“Government Official A was the Administrator of Panama’s National Maritime Ports Authority (APN), the Panamanian governmental entity responsible for operating and maintaining the lighthouses and buoys in the waterways near the Panama Canal.” “Government Official B” was at various times the Deputy Administrator or Administrator of APN. “Government Official C was a very high-ranking executive official of the Republic of Panama.”
According to the charging documents, Government Official A owned a shell corporation, Soderville Corporation, which become a majority shareholder of Ports Engineering Consultants Corporation (PECC). Government Official B’s relatives were corporate officers of Warmspell Holding Corporation, which became a shareholder of PECC.
The DOJ alleged a conspiracy “to pay money secretly to Panamanian government officials in return for awarding PECC contracts to maintain lighthouses and buoys along Panama’s waterways.” According to the DOJ, part of the conspiracy was that Government Official A and Government Official B received “corrupt payments” in the form of purported ‘dividends’ and that Government Official C received “bearer” shares from PECC as part of the conspiracy.

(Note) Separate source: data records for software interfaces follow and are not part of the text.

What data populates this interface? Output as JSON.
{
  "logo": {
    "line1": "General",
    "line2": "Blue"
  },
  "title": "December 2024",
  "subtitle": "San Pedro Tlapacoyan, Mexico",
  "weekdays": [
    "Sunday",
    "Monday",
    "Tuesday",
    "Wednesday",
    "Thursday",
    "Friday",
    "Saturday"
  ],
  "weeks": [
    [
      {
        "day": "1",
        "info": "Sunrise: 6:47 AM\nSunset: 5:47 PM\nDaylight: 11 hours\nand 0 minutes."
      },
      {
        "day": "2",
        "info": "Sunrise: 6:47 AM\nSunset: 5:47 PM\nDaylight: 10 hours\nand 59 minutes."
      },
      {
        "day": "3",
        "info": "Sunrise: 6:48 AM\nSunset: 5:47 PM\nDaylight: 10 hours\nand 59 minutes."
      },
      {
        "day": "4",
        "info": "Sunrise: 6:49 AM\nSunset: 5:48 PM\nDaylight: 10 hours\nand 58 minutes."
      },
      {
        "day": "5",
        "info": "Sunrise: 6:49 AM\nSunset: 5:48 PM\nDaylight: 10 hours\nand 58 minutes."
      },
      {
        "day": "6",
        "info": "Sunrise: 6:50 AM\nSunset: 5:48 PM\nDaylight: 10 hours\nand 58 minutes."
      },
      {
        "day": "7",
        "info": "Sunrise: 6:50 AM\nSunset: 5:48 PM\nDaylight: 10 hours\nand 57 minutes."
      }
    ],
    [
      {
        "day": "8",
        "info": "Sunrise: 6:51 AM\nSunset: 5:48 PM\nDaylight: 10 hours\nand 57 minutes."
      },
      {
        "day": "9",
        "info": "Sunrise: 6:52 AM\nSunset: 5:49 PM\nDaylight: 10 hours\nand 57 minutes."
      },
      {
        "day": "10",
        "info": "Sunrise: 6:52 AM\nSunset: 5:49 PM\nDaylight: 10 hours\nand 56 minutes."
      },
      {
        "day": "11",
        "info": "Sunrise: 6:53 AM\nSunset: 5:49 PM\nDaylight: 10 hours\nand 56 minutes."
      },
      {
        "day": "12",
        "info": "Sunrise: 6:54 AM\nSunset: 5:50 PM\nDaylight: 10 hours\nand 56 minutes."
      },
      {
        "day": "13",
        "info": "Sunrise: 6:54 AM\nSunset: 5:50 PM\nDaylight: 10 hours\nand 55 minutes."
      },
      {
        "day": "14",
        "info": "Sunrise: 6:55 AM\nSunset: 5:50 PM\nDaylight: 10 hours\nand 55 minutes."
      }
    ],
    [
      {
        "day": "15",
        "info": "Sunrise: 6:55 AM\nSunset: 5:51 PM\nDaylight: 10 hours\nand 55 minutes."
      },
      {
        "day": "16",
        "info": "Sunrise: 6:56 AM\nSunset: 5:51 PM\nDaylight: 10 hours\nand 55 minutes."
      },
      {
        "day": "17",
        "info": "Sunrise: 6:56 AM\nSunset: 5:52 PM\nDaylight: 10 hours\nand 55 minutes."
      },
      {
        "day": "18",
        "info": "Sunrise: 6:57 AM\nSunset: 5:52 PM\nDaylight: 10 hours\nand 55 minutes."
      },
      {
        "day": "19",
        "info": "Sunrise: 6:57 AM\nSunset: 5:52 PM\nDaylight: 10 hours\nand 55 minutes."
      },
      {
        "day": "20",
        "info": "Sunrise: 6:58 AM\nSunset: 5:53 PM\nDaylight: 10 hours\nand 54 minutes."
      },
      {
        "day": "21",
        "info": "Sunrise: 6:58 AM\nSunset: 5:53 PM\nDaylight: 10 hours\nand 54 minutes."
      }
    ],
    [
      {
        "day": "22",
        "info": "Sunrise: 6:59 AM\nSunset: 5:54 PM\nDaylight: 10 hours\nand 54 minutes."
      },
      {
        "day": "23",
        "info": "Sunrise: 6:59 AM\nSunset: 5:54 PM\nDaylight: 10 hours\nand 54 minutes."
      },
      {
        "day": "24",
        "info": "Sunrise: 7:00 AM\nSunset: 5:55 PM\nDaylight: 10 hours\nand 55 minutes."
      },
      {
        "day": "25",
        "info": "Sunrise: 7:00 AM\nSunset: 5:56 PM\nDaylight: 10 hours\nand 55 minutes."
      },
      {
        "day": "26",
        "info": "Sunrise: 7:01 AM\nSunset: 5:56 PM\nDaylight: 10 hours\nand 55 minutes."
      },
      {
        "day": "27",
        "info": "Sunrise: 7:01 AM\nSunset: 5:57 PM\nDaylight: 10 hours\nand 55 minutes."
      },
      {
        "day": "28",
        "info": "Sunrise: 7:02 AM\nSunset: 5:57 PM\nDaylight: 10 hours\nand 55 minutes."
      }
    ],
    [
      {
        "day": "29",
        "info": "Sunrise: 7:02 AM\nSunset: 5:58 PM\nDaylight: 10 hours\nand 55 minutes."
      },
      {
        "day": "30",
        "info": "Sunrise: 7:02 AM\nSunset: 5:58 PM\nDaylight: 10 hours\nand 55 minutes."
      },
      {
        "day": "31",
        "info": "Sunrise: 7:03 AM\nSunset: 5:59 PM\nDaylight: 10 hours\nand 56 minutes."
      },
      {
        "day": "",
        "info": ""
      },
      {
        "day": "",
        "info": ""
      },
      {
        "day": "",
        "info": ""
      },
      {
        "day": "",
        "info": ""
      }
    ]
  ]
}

Yet one of the red flags when engaging foreign partners is when a company is told by the foreign government who to do business with. In such a situation, a company needs to ask itself – why are we being told to do business with this company? A company needs to do sufficient pre-engagement due diligence, as Cobalt claims it did in Angola, to understand who the owners are to be satisfied that it is not being told to do business with the particular entity simply as an indirect way of enriching foreign officials.